Finally, here’s a shot of the pasture the chickens left behind.  Fewer bugs, even fewer weeds, lots of additional nitrogen and plenty of disturbance.  Now it’s time for rest.

Disturbance and rest.  Disturbance and rest.  The greater the intensity, the longer the recovery period.  Disturbance and rest.  This applies to your own body, not just to grass and dirt.  Did you experience intense physical disturbance today or just rest?


In a perfect world I would move my animals every day.  I would prefer to let them just eat fresh salad every day and escape their manure.  Since I have a town job we just don’t have the time.  The broilers get fresh alfalfa every morning, the cows get fresh grass every morning, everything else moves Wednesday and Saturday.  Again, this is not ideal but we just have to do the best we can.

What am I accomplishing with all this rotation?  I’m knocking back the weeds in the pasture in an effort to give the grass a better start.  What weeds?  These weeds.

Here’s a shot across the pasture as the goats enjoy breakfast.

You can see it’s a weedy mess.  Have we got biodiversity or what?  My pictures don’t capture it but there are any number of elm, hedge, locust saplings as well as multiflora rose coming up in the pasture.  The goats put an end to them all.

We follow the goats with chickens.  They do a good job cleaning things up, scratching through dropped hay, aerating the soil, eating bugs and adding more manure.  Here the chickens have been turned out where the goats were 5 minutes ago.

Let’s go in for a better look at the pasture I just turned chickens into.  You can see the goats were here.

The birds are working hard.

The goats worked their magic but you can see there are still some weeds they left behind.  The chickens will clean that up.  Let’s take a look at the pasture the chickens just moved out of.

Very few weeds left.

But, under the maple and walnut trees there is very little grass.  In fact, it’s mostly chickweed.  You can see a distinct line in the chickweed where the fence prevented the chickens from grazing.

Nobody wants to touch the thistle but the chickens will scratch around and under it.  I’m going to have to chop these manually.  Ugh…

Finally, you should see what the cows do to a pasture in about 18 hours.  These are two 600# heifers grazing 10′ from the road in a place the highway department mowed late last summer.  They are contained in a 24×24 corral so we don’t chance them getting into the road.

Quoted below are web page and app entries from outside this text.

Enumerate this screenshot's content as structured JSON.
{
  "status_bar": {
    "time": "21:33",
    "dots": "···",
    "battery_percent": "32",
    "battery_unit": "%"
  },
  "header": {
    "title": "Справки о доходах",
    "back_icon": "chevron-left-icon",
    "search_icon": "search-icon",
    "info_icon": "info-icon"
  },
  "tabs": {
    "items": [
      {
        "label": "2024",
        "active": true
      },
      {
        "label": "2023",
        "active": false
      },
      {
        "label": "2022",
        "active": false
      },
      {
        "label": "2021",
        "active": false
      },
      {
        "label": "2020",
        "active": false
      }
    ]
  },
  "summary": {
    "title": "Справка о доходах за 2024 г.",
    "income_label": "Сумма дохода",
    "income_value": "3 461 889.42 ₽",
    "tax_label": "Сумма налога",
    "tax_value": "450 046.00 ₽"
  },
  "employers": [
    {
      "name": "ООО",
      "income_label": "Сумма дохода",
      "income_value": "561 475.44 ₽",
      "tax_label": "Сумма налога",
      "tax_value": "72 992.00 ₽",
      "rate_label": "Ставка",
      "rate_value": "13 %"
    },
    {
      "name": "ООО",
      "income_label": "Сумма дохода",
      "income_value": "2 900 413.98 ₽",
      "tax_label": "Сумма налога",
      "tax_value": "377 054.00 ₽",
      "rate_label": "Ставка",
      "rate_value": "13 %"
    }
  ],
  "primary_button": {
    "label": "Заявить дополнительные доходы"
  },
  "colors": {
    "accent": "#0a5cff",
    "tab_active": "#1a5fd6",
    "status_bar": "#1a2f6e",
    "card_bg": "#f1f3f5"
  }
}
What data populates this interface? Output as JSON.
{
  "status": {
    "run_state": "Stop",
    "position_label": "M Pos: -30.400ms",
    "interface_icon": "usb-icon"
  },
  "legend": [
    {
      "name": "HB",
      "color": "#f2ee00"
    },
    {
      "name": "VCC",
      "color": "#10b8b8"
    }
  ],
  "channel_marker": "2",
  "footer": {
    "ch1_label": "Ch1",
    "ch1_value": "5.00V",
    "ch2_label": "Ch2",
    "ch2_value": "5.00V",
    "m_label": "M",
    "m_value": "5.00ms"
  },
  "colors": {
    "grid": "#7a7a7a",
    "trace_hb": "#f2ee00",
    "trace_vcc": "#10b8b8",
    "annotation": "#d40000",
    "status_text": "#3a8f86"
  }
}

Every inch is manure, hoof prints or trampled carbon.  I put a lot of pressure on this spot trying to beat back the brush and increase fertility, diversity and quality.  Once I can graze my cows with the goats we’ll really fix some carbon.

The pigs haven’t been moved yet today.  I’m a little undecided about what section of the pasture I want them to renovate.  Also, I have to get to work and it’s almost 8 already.